WHAT IS EXPECTED |
Below is a block of data; give all of it again word for word.
** PROVIDED DATA follows **
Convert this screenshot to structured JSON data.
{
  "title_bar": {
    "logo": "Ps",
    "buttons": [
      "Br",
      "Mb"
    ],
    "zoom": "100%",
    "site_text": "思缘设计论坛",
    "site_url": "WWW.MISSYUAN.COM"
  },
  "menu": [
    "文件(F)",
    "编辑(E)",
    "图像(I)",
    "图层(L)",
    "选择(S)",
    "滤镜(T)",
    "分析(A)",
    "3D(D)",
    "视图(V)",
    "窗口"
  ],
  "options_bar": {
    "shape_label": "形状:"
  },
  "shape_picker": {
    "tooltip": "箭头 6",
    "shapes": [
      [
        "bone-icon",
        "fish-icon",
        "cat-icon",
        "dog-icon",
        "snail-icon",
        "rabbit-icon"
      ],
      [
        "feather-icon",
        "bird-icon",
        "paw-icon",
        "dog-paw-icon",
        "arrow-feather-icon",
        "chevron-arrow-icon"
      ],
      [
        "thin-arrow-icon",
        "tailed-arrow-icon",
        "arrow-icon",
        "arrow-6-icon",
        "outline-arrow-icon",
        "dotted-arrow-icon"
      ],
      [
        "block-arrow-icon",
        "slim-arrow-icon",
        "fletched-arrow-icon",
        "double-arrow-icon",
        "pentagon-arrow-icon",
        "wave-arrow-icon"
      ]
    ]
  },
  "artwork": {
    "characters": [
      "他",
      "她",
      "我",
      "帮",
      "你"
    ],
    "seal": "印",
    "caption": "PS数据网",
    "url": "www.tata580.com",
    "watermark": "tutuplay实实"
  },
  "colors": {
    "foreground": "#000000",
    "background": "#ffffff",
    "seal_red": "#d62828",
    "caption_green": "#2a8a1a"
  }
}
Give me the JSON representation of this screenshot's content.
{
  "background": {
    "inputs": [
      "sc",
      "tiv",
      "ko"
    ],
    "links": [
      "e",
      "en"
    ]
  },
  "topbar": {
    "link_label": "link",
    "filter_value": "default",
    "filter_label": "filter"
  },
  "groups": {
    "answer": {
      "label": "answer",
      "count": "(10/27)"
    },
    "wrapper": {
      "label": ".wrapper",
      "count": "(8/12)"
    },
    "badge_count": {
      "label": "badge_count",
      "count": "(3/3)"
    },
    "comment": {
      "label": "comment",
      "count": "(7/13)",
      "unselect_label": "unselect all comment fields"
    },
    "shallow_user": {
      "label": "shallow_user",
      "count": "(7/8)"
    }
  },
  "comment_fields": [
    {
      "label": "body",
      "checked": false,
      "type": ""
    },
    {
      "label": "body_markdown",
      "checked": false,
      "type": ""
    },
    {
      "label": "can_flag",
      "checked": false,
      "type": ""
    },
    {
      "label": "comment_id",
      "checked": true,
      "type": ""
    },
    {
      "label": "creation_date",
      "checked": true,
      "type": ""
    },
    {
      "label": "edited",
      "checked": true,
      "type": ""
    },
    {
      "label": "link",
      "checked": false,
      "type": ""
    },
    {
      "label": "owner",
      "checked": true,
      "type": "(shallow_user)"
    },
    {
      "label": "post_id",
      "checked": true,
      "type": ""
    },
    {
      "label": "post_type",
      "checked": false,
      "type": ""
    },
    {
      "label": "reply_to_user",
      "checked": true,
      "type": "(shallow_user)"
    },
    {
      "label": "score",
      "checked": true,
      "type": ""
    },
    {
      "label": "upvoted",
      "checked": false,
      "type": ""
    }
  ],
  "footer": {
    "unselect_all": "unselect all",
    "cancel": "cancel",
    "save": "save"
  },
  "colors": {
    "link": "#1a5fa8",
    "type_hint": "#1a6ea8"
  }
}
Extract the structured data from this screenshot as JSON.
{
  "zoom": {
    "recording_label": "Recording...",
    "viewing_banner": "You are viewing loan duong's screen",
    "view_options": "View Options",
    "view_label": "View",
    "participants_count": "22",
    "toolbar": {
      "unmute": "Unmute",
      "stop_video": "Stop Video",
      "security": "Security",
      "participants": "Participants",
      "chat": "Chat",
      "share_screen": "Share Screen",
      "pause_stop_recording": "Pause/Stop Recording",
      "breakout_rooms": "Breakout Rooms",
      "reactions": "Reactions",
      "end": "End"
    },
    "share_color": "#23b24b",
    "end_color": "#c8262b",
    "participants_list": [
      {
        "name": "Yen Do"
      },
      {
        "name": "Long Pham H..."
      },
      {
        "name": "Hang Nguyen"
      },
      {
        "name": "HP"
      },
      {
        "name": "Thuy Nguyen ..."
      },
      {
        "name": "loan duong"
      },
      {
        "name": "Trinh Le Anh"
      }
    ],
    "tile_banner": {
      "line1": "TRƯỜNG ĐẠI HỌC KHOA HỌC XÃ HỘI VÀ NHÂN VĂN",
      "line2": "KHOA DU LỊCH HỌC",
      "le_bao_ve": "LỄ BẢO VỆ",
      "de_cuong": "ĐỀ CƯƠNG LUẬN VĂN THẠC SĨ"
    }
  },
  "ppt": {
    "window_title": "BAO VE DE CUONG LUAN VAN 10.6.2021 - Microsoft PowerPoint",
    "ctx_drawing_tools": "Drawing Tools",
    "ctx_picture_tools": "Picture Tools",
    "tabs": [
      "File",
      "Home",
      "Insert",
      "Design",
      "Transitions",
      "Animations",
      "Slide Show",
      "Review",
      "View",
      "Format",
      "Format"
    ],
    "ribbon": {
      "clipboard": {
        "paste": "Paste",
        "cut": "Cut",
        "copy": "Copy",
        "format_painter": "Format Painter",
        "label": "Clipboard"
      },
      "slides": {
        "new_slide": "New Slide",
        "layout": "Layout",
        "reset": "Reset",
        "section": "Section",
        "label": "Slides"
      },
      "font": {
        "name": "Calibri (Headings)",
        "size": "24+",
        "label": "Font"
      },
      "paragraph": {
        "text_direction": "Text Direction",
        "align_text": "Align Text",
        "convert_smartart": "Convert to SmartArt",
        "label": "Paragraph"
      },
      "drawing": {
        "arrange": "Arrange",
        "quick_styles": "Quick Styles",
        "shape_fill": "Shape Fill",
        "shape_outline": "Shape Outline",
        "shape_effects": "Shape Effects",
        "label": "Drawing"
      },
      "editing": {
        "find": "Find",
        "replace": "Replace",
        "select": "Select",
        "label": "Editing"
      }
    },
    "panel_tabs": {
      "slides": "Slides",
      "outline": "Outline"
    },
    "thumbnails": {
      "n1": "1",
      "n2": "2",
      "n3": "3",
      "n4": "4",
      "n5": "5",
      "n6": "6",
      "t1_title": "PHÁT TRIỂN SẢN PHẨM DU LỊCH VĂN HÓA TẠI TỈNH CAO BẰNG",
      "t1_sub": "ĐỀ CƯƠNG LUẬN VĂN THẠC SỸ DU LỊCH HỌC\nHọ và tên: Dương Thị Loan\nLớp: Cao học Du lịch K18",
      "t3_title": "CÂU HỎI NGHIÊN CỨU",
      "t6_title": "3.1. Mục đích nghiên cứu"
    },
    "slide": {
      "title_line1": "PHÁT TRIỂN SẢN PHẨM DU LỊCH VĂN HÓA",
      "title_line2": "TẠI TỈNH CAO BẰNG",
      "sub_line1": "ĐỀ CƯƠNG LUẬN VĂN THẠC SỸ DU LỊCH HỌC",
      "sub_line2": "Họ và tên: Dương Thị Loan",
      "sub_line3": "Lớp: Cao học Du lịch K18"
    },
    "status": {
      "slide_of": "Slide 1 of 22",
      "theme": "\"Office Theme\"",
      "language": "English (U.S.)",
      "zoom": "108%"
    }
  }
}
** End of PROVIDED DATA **
REPLY TO THE EXERCISE |
Convert this screenshot to structured JSON data.
{
  "title_bar": {
    "logo": "Ps",
    "buttons": [
      "Br",
      "Mb"
    ],
    "zoom": "100%",
    "site_text": "思缘设计论坛",
    "site_url": "WWW.MISSYUAN.COM"
  },
  "menu": [
    "文件(F)",
    "编辑(E)",
    "图像(I)",
    "图层(L)",
    "选择(S)",
    "滤镜(T)",
    "分析(A)",
    "3D(D)",
    "视图(V)",
    "窗口"
  ],
  "options_bar": {
    "shape_label": "形状:"
  },
  "shape_picker": {
    "tooltip": "箭头 6",
    "shapes": [
      [
        "bone-icon",
        "fish-icon",
        "cat-icon",
        "dog-icon",
        "snail-icon",
        "rabbit-icon"
      ],
      [
        "feather-icon",
        "bird-icon",
        "paw-icon",
        "dog-paw-icon",
        "arrow-feather-icon",
        "chevron-arrow-icon"
      ],
      [
        "thin-arrow-icon",
        "tailed-arrow-icon",
        "arrow-icon",
        "arrow-6-icon",
        "outline-arrow-icon",
        "dotted-arrow-icon"
      ],
      [
        "block-arrow-icon",
        "slim-arrow-icon",
        "fletched-arrow-icon",
        "double-arrow-icon",
        "pentagon-arrow-icon",
        "wave-arrow-icon"
      ]
    ]
  },
  "artwork": {
    "characters": [
      "他",
      "她",
      "我",
      "帮",
      "你"
    ],
    "seal": "印",
    "caption": "PS数据网",
    "url": "www.tata580.com",
    "watermark": "tutuplay实实"
  },
  "colors": {
    "foreground": "#000000",
    "background": "#ffffff",
    "seal_red": "#d62828",
    "caption_green": "#2a8a1a"
  }
}
Give me the JSON representation of this screenshot's content.
{
  "background": {
    "inputs": [
      "sc",
      "tiv",
      "ko"
    ],
    "links": [
      "e",
      "en"
    ]
  },
  "topbar": {
    "link_label": "link",
    "filter_value": "default",
    "filter_label": "filter"
  },
  "groups": {
    "answer": {
      "label": "answer",
      "count": "(10/27)"
    },
    "wrapper": {
      "label": ".wrapper",
      "count": "(8/12)"
    },
    "badge_count": {
      "label": "badge_count",
      "count": "(3/3)"
    },
    "comment": {
      "label": "comment",
      "count": "(7/13)",
      "unselect_label": "unselect all comment fields"
    },
    "shallow_user": {
      "label": "shallow_user",
      "count": "(7/8)"
    }
  },
  "comment_fields": [
    {
      "label": "body",
      "checked": false,
      "type": ""
    },
    {
      "label": "body_markdown",
      "checked": false,
      "type": ""
    },
    {
      "label": "can_flag",
      "checked": false,
      "type": ""
    },
    {
      "label": "comment_id",
      "checked": true,
      "type": ""
    },
    {
      "label": "creation_date",
      "checked": true,
      "type": ""
    },
    {
      "label": "edited",
      "checked": true,
      "type": ""
    },
    {
      "label": "link",
      "checked": false,
      "type": ""
    },
    {
      "label": "owner",
      "checked": true,
      "type": "(shallow_user)"
    },
    {
      "label": "post_id",
      "checked": true,
      "type": ""
    },
    {
      "label": "post_type",
      "checked": false,
      "type": ""
    },
    {
      "label": "reply_to_user",
      "checked": true,
      "type": "(shallow_user)"
    },
    {
      "label": "score",
      "checked": true,
      "type": ""
    },
    {
      "label": "upvoted",
      "checked": false,
      "type": ""
    }
  ],
  "footer": {
    "unselect_all": "unselect all",
    "cancel": "cancel",
    "save": "save"
  },
  "colors": {
    "link": "#1a5fa8",
    "type_hint": "#1a6ea8"
  }
}
Extract the structured data from this screenshot as JSON.
{
  "zoom": {
    "recording_label": "Recording...",
    "viewing_banner": "You are viewing loan duong's screen",
    "view_options": "View Options",
    "view_label": "View",
    "participants_count": "22",
    "toolbar": {
      "unmute": "Unmute",
      "stop_video": "Stop Video",
      "security": "Security",
      "participants": "Participants",
      "chat": "Chat",
      "share_screen": "Share Screen",
      "pause_stop_recording": "Pause/Stop Recording",
      "breakout_rooms": "Breakout Rooms",
      "reactions": "Reactions",
      "end": "End"
    },
    "share_color": "#23b24b",
    "end_color": "#c8262b",
    "participants_list": [
      {
        "name": "Yen Do"
      },
      {
        "name": "Long Pham H..."
      },
      {
        "name": "Hang Nguyen"
      },
      {
        "name": "HP"
      },
      {
        "name": "Thuy Nguyen ..."
      },
      {
        "name": "loan duong"
      },
      {
        "name": "Trinh Le Anh"
      }
    ],
    "tile_banner": {
      "line1": "TRƯỜNG ĐẠI HỌC KHOA HỌC XÃ HỘI VÀ NHÂN VĂN",
      "line2": "KHOA DU LỊCH HỌC",
      "le_bao_ve": "LỄ BẢO VỆ",
      "de_cuong": "ĐỀ CƯƠNG LUẬN VĂN THẠC SĨ"
    }
  },
  "ppt": {
    "window_title": "BAO VE DE CUONG LUAN VAN 10.6.2021 - Microsoft PowerPoint",
    "ctx_drawing_tools": "Drawing Tools",
    "ctx_picture_tools": "Picture Tools",
    "tabs": [
      "File",
      "Home",
      "Insert",
      "Design",
      "Transitions",
      "Animations",
      "Slide Show",
      "Review",
      "View",
      "Format",
      "Format"
    ],
    "ribbon": {
      "clipboard": {
        "paste": "Paste",
        "cut": "Cut",
        "copy": "Copy",
        "format_painter": "Format Painter",
        "label": "Clipboard"
      },
      "slides": {
        "new_slide": "New Slide",
        "layout": "Layout",
        "reset": "Reset",
        "section": "Section",
        "label": "Slides"
      },
      "font": {
        "name": "Calibri (Headings)",
        "size": "24+",
        "label": "Font"
      },
      "paragraph": {
        "text_direction": "Text Direction",
        "align_text": "Align Text",
        "convert_smartart": "Convert to SmartArt",
        "label": "Paragraph"
      },
      "drawing": {
        "arrange": "Arrange",
        "quick_styles": "Quick Styles",
        "shape_fill": "Shape Fill",
        "shape_outline": "Shape Outline",
        "shape_effects": "Shape Effects",
        "label": "Drawing"
      },
      "editing": {
        "find": "Find",
        "replace": "Replace",
        "select": "Select",
        "label": "Editing"
      }
    },
    "panel_tabs": {
      "slides": "Slides",
      "outline": "Outline"
    },
    "thumbnails": {
      "n1": "1",
      "n2": "2",
      "n3": "3",
      "n4": "4",
      "n5": "5",
      "n6": "6",
      "t1_title": "PHÁT TRIỂN SẢN PHẨM DU LỊCH VĂN HÓA TẠI TỈNH CAO BẰNG",
      "t1_sub": "ĐỀ CƯƠNG LUẬN VĂN THẠC SỸ DU LỊCH HỌC\nHọ và tên: Dương Thị Loan\nLớp: Cao học Du lịch K18",
      "t3_title": "CÂU HỎI NGHIÊN CỨU",
      "t6_title": "3.1. Mục đích nghiên cứu"
    },
    "slide": {
      "title_line1": "PHÁT TRIỂN SẢN PHẨM DU LỊCH VĂN HÓA",
      "title_line2": "TẠI TỈNH CAO BẰNG",
      "sub_line1": "ĐỀ CƯƠNG LUẬN VĂN THẠC SỸ DU LỊCH HỌC",
      "sub_line2": "Họ và tên: Dương Thị Loan",
      "sub_line3": "Lớp: Cao học Du lịch K18"
    },
    "status": {
      "slide_of": "Slide 1 of 22",
      "theme": "\"Office Theme\"",
      "language": "English (U.S.)",
      "zoom": "108%"
    }
  }
}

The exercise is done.